ratio can’t go over a certain number (around 2,000) or they will shut down your account.
Also, it’s seen as bad Twitter etiquette to follow people just because you are seeking a
follow back. It’s a funny thing on Twitter: if your following/follower ratio is imbalanced
either way (either you are following many more people that are following you or you
aren’t following back anyone who follows you) this is usually seen as a red flag to
potential followers. Strive for a balanced number, but most of all, strive to make real
connections on Twitter and build real relationships with your growing network.
Beginner to Intermediate: Using a Twitter Client
Once you have developed a consistent habit of Tweeting each day and started to follow
some people, you should consider downloading Tweetdeck or trying Seesmic or
Hootsuite. These are Twitter clients, third-party software built off the Twitter API that
send your status updates to Twitter. The interface is different than Twitter.com, and will
help you track conversations better. They split your Twitter stream into separate
columns, and are better equipped than the single-stream functionality of Twitter.com to
handle your growing network. Sync your Twitter lists into a column on a client like
Tweetdeck to view your Tweets in an organized way. You can also create a column for a
search for your brand, or a search for an industry-related term.
In addition, there are many clients out there for you to use to Tweet from your phone.

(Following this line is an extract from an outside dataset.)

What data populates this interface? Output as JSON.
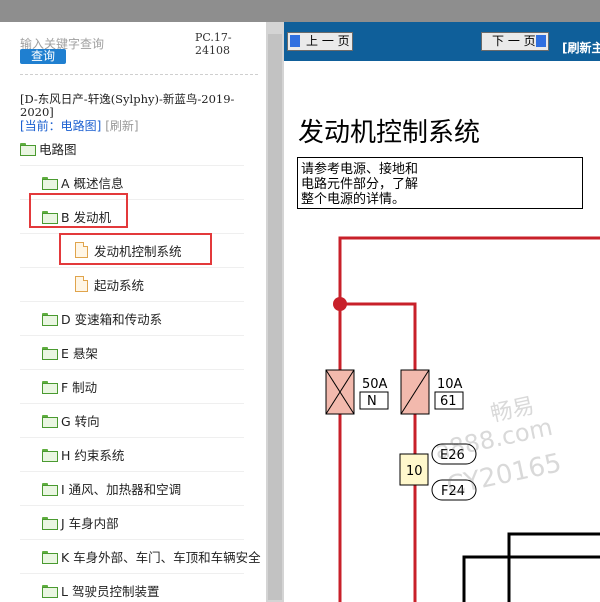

(Or, if you send a Tweet as an SMS message by texting your Tweet to 40404.)
oneforty.com is the web’s most extensive listing of these tools and should be your go-to
resource for when you are ready to explore the ecosystem.
Sticking With It
Twitter can seem daunting at first. It is different than most online tools that you’ve used
before. This article is very helpful in explaining what you will most likely go through when
you first sign up: http://on.mash.to/9tqZGw
You may have tried Facebook or Myspace, which are based on following the updates of
people with whom you have existing connections. Twitter is different. Finding your
Gmail or LinkedIn contacts on Twitter will be helpful, but for the most part, Twitter is
about making new connections and following the updates of people you don’t know yet.
Ignore that “don’t talk to strangers” advice you got as a kid, and get used to the idea of
networking with new people. Once you get past the initial hump and gain followers to
interact with, you’ll lose that sense of your Tweets going into a black hole and start to
see how connected you are through Twitter.
For a more extensive guide, consider purchasing Twitter for Dummies, co-
authored by oneforty CEO/Founder Laura Fitton: http://amzn.to/bDVOLF
Laura Fitton’s Twitter for Business 101 guide -
For daily tips and recommendations of social media tools, visit
http://oneforty.com/blog. For the web’s most comprehensive list of social
business tools, visit oneforty.com.
Social media blogs we recommend for your RSS feed:
Mashable – http://www.mashable.com
Social Fresh – http://www.socialfresh.com
Brian Solis – http://www.briansolis.com
Chris Brogan – http://www.chrisbrogan.com
Web Strategist by Jeremiah Owyang – http://www.web-strategist.com/blog/
HubSpot’s Inbound Internet Marketing Blog – http://blog.hubspot.com
Social Media Explorer – http://socialmediaexplorer.com
Social Media Examiner – http://socialmediaexaminer.com
Social Media B2B – http://socialmediab2b.com
Social Media Today – http://www.socialmediatoday.com
Smartblogs on Social Media – http://smartblogs.com/socialmedia/